Excerpts from an interface dataset:
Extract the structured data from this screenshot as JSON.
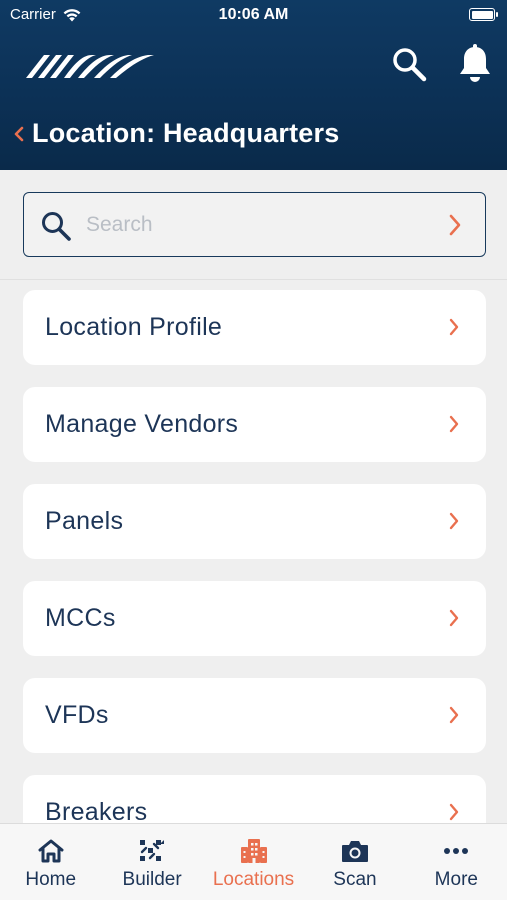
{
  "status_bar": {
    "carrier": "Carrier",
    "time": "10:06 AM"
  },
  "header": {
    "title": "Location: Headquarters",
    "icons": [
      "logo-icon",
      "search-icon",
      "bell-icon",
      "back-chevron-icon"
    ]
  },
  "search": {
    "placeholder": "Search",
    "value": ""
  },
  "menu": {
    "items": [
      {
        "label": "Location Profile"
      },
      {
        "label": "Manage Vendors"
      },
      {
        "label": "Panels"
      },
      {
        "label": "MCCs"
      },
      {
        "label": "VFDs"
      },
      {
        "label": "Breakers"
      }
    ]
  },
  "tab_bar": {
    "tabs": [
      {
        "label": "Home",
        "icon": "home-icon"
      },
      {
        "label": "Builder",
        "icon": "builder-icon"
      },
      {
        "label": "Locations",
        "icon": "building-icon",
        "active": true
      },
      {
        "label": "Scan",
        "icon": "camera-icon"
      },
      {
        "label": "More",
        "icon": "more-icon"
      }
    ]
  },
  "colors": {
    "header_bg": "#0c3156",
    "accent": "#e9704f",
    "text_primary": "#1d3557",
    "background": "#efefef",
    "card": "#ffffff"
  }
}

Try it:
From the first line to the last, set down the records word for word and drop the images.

Problem solution:
Extract the structured data from this screenshot as JSON.
{
  "status_bar": {
    "carrier": "Carrier",
    "time": "10:06 AM"
  },
  "header": {
    "title": "Location: Headquarters",
    "icons": [
      "logo-icon",
      "search-icon",
      "bell-icon",
      "back-chevron-icon"
    ]
  },
  "search": {
    "placeholder": "Search",
    "value": ""
  },
  "menu": {
    "items": [
      {
        "label": "Location Profile"
      },
      {
        "label": "Manage Vendors"
      },
      {
        "label": "Panels"
      },
      {
        "label": "MCCs"
      },
      {
        "label": "VFDs"
      },
      {
        "label": "Breakers"
      }
    ]
  },
  "tab_bar": {
    "tabs": [
      {
        "label": "Home",
        "icon": "home-icon"
      },
      {
        "label": "Builder",
        "icon": "builder-icon"
      },
      {
        "label": "Locations",
        "icon": "building-icon",
        "active": true
      },
      {
        "label": "Scan",
        "icon": "camera-icon"
      },
      {
        "label": "More",
        "icon": "more-icon"
      }
    ]
  },
  "colors": {
    "header_bg": "#0c3156",
    "accent": "#e9704f",
    "text_primary": "#1d3557",
    "background": "#efefef",
    "card": "#ffffff"
  }
}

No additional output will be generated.